What you should do: Keep every word of the entries and print them exactly; the pictures stay out.

Provided records:

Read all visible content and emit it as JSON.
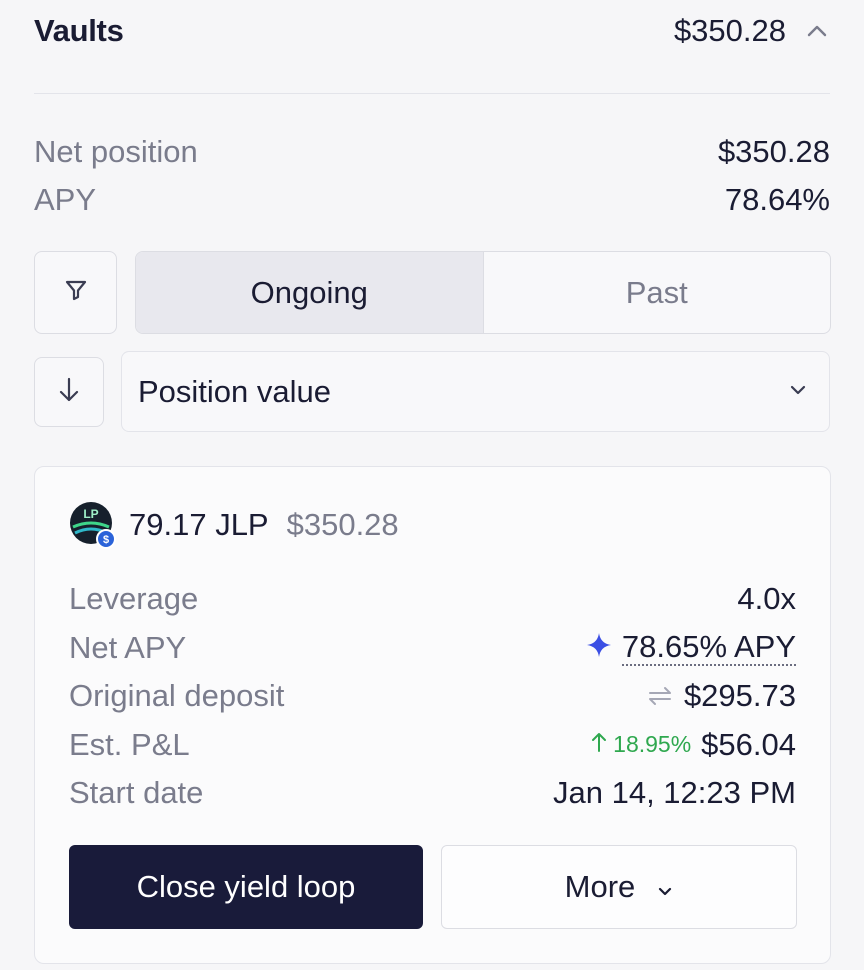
{
  "header": {
    "title": "Vaults",
    "total": "$350.28",
    "collapse_icon": "chevron-up-icon"
  },
  "summary": {
    "net_position_label": "Net position",
    "net_position_value": "$350.28",
    "apy_label": "APY",
    "apy_value": "78.64%"
  },
  "filters": {
    "filter_icon": "filter-icon",
    "tabs": [
      {
        "label": "Ongoing",
        "active": true
      },
      {
        "label": "Past",
        "active": false
      }
    ]
  },
  "sort": {
    "direction_icon": "arrow-down-icon",
    "selected": "Position value",
    "dropdown_icon": "chevron-down-icon"
  },
  "position": {
    "token_icon": "jlp-token-icon",
    "amount": "79.17 JLP",
    "usd_value": "$350.28",
    "rows": {
      "leverage_label": "Leverage",
      "leverage_value": "4.0x",
      "net_apy_label": "Net APY",
      "net_apy_value": "78.65% APY",
      "original_deposit_label": "Original deposit",
      "original_deposit_value": "$295.73",
      "pnl_label": "Est. P&L",
      "pnl_percent": "18.95%",
      "pnl_value": "$56.04",
      "start_date_label": "Start date",
      "start_date_value": "Jan 14, 12:23 PM"
    },
    "actions": {
      "primary_label": "Close yield loop",
      "secondary_label": "More"
    }
  },
  "colors": {
    "primary_button": "#191b3a",
    "positive": "#2fa84f",
    "sparkle": "#3b4fe4",
    "muted_text": "#7a7c8c"
  }
}
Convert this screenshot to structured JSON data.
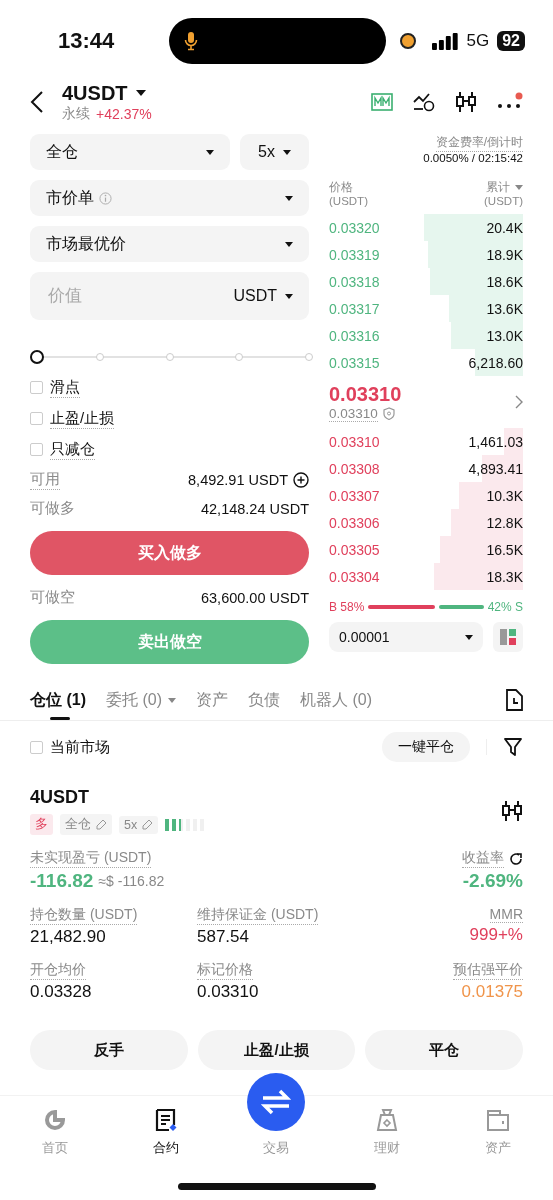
{
  "status_bar": {
    "time": "13:44",
    "network": "5G",
    "battery": "92"
  },
  "header": {
    "symbol": "4USDT",
    "type": "永续",
    "change": "+42.37%"
  },
  "order_form": {
    "margin_mode": "全仓",
    "leverage": "5x",
    "order_type": "市价单",
    "price_mode": "市场最优价",
    "amount": {
      "placeholder": "价值",
      "unit": "USDT"
    },
    "slider": {
      "level": 0
    },
    "options": [
      {
        "label": "滑点",
        "checked": false
      },
      {
        "label": "止盈/止损",
        "checked": false
      },
      {
        "label": "只减仓",
        "checked": false
      }
    ],
    "available": {
      "label": "可用",
      "value": "8,492.91 USDT"
    },
    "max_long": {
      "label": "可做多",
      "value": "42,148.24 USDT"
    },
    "buy_button": "买入做多",
    "max_short": {
      "label": "可做空",
      "value": "63,600.00 USDT"
    },
    "sell_button": "卖出做空"
  },
  "order_book": {
    "funding_label": "资金费率/倒计时",
    "funding_value": "0.0050% / 02:15:42",
    "price_header": "价格",
    "price_unit": "(USDT)",
    "total_header": "累计",
    "total_unit": "(USDT)",
    "asks": [
      {
        "price": "0.03320",
        "total": "20.4K"
      },
      {
        "price": "0.03319",
        "total": "18.9K"
      },
      {
        "price": "0.03318",
        "total": "18.6K"
      },
      {
        "price": "0.03317",
        "total": "13.6K"
      },
      {
        "price": "0.03316",
        "total": "13.0K"
      },
      {
        "price": "0.03315",
        "total": "6,218.60"
      }
    ],
    "last_price": "0.03310",
    "mark_price": "0.03310",
    "bids": [
      {
        "price": "0.03310",
        "total": "1,461.03"
      },
      {
        "price": "0.03308",
        "total": "4,893.41"
      },
      {
        "price": "0.03307",
        "total": "10.3K"
      },
      {
        "price": "0.03306",
        "total": "12.8K"
      },
      {
        "price": "0.03305",
        "total": "16.5K"
      },
      {
        "price": "0.03304",
        "total": "18.3K"
      }
    ],
    "buy_ratio": {
      "label": "B 58%",
      "level": 0.58
    },
    "sell_ratio": "42% S",
    "tick_size": "0.00001"
  },
  "tabs": [
    {
      "label": "仓位 (1)",
      "selected": true,
      "dropdown": false
    },
    {
      "label": "委托 (0)",
      "selected": false,
      "dropdown": true
    },
    {
      "label": "资产",
      "selected": false,
      "dropdown": false
    },
    {
      "label": "负债",
      "selected": false,
      "dropdown": false
    },
    {
      "label": "机器人 (0)",
      "selected": false,
      "dropdown": false
    }
  ],
  "filter": {
    "label": "当前市场",
    "checked": false,
    "close_all": "一键平仓"
  },
  "position": {
    "symbol": "4USDT",
    "side": "多",
    "margin_mode": "全仓",
    "leverage": "5x",
    "risk": {
      "level": 0.4
    },
    "metrics": [
      {
        "label": "未实现盈亏 (USDT)",
        "value": "-116.82",
        "sub": "≈$ -116.82",
        "color": "#4fb57f"
      },
      {
        "label": "收益率",
        "value": "-2.69%",
        "color": "#4fb57f"
      },
      {
        "label": "持仓数量 (USDT)",
        "value": "21,482.90",
        "color": "#111111"
      },
      {
        "label": "维持保证金 (USDT)",
        "value": "587.54",
        "color": "#111111"
      },
      {
        "label": "MMR",
        "value": "999+%",
        "color": "#e0405c"
      },
      {
        "label": "开仓均价",
        "value": "0.03328",
        "color": "#111111"
      },
      {
        "label": "标记价格",
        "value": "0.03310",
        "color": "#111111"
      },
      {
        "label": "预估强平价",
        "value": "0.01375",
        "color": "#f0944a"
      }
    ],
    "actions": [
      "反手",
      "止盈/止损",
      "平仓"
    ]
  },
  "bottom_nav": [
    {
      "label": "首页",
      "selected": false
    },
    {
      "label": "合约",
      "selected": true
    },
    {
      "label": "交易",
      "selected": false
    },
    {
      "label": "理财",
      "selected": false
    },
    {
      "label": "资产",
      "selected": false
    }
  ]
}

Your solution:
Read all visible content and emit it as JSON.
{
  "header": {
    "title": "Vaults",
    "total": "$350.28",
    "collapse_icon": "chevron-up-icon"
  },
  "summary": {
    "net_position_label": "Net position",
    "net_position_value": "$350.28",
    "apy_label": "APY",
    "apy_value": "78.64%"
  },
  "filters": {
    "filter_icon": "filter-icon",
    "tabs": [
      {
        "label": "Ongoing",
        "active": true
      },
      {
        "label": "Past",
        "active": false
      }
    ]
  },
  "sort": {
    "direction_icon": "arrow-down-icon",
    "selected": "Position value",
    "dropdown_icon": "chevron-down-icon"
  },
  "position": {
    "token_icon": "jlp-token-icon",
    "amount": "79.17 JLP",
    "usd_value": "$350.28",
    "rows": {
      "leverage_label": "Leverage",
      "leverage_value": "4.0x",
      "net_apy_label": "Net APY",
      "net_apy_value": "78.65% APY",
      "original_deposit_label": "Original deposit",
      "original_deposit_value": "$295.73",
      "pnl_label": "Est. P&L",
      "pnl_percent": "18.95%",
      "pnl_value": "$56.04",
      "start_date_label": "Start date",
      "start_date_value": "Jan 14, 12:23 PM"
    },
    "actions": {
      "primary_label": "Close yield loop",
      "secondary_label": "More"
    }
  },
  "colors": {
    "primary_button": "#191b3a",
    "positive": "#2fa84f",
    "sparkle": "#3b4fe4",
    "muted_text": "#7a7c8c"
  }
}
Convert this screenshot to structured JSON data.
{
  "status_bar": {
    "time": "13:44",
    "network": "5G",
    "battery": "92"
  },
  "header": {
    "symbol": "4USDT",
    "type": "永续",
    "change": "+42.37%"
  },
  "order_form": {
    "margin_mode": "全仓",
    "leverage": "5x",
    "order_type": "市价单",
    "price_mode": "市场最优价",
    "amount": {
      "placeholder": "价值",
      "unit": "USDT"
    },
    "slider": {
      "level": 0
    },
    "options": [
      {
        "label": "滑点",
        "checked": false
      },
      {
        "label": "止盈/止损",
        "checked": false
      },
      {
        "label": "只减仓",
        "checked": false
      }
    ],
    "available": {
      "label": "可用",
      "value": "8,492.91 USDT"
    },
    "max_long": {
      "label": "可做多",
      "value": "42,148.24 USDT"
    },
    "buy_button": "买入做多",
    "max_short": {
      "label": "可做空",
      "value": "63,600.00 USDT"
    },
    "sell_button": "卖出做空"
  },
  "order_book": {
    "funding_label": "资金费率/倒计时",
    "funding_value": "0.0050% / 02:15:42",
    "price_header": "价格",
    "price_unit": "(USDT)",
    "total_header": "累计",
    "total_unit": "(USDT)",
    "asks": [
      {
        "price": "0.03320",
        "total": "20.4K"
      },
      {
        "price": "0.03319",
        "total": "18.9K"
      },
      {
        "price": "0.03318",
        "total": "18.6K"
      },
      {
        "price": "0.03317",
        "total": "13.6K"
      },
      {
        "price": "0.03316",
        "total": "13.0K"
      },
      {
        "price": "0.03315",
        "total": "6,218.60"
      }
    ],
    "last_price": "0.03310",
    "mark_price": "0.03310",
    "bids": [
      {
        "price": "0.03310",
        "total": "1,461.03"
      },
      {
        "price": "0.03308",
        "total": "4,893.41"
      },
      {
        "price": "0.03307",
        "total": "10.3K"
      },
      {
        "price": "0.03306",
        "total": "12.8K"
      },
      {
        "price": "0.03305",
        "total": "16.5K"
      },
      {
        "price": "0.03304",
        "total": "18.3K"
      }
    ],
    "buy_ratio": {
      "label": "B 58%",
      "level": 0.58
    },
    "sell_ratio": "42% S",
    "tick_size": "0.00001"
  },
  "tabs": [
    {
      "label": "仓位 (1)",
      "selected": true,
      "dropdown": false
    },
    {
      "label": "委托 (0)",
      "selected": false,
      "dropdown": true
    },
    {
      "label": "资产",
      "selected": false,
      "dropdown": false
    },
    {
      "label": "负债",
      "selected": false,
      "dropdown": false
    },
    {
      "label": "机器人 (0)",
      "selected": false,
      "dropdown": false
    }
  ],
  "filter": {
    "label": "当前市场",
    "checked": false,
    "close_all": "一键平仓"
  },
  "position": {
    "symbol": "4USDT",
    "side": "多",
    "margin_mode": "全仓",
    "leverage": "5x",
    "risk": {
      "level": 0.4
    },
    "metrics": [
      {
        "label": "未实现盈亏 (USDT)",
        "value": "-116.82",
        "sub": "≈$ -116.82",
        "color": "#4fb57f"
      },
      {
        "label": "收益率",
        "value": "-2.69%",
        "color": "#4fb57f"
      },
      {
        "label": "持仓数量 (USDT)",
        "value": "21,482.90",
        "color": "#111111"
      },
      {
        "label": "维持保证金 (USDT)",
        "value": "587.54",
        "color": "#111111"
      },
      {
        "label": "MMR",
        "value": "999+%",
        "color": "#e0405c"
      },
      {
        "label": "开仓均价",
        "value": "0.03328",
        "color": "#111111"
      },
      {
        "label": "标记价格",
        "value": "0.03310",
        "color": "#111111"
      },
      {
        "label": "预估强平价",
        "value": "0.01375",
        "color": "#f0944a"
      }
    ],
    "actions": [
      "反手",
      "止盈/止损",
      "平仓"
    ]
  },
  "bottom_nav": [
    {
      "label": "首页",
      "selected": false
    },
    {
      "label": "合约",
      "selected": true
    },
    {
      "label": "交易",
      "selected": false
    },
    {
      "label": "理财",
      "selected": false
    },
    {
      "label": "资产",
      "selected": false
    }
  ]
}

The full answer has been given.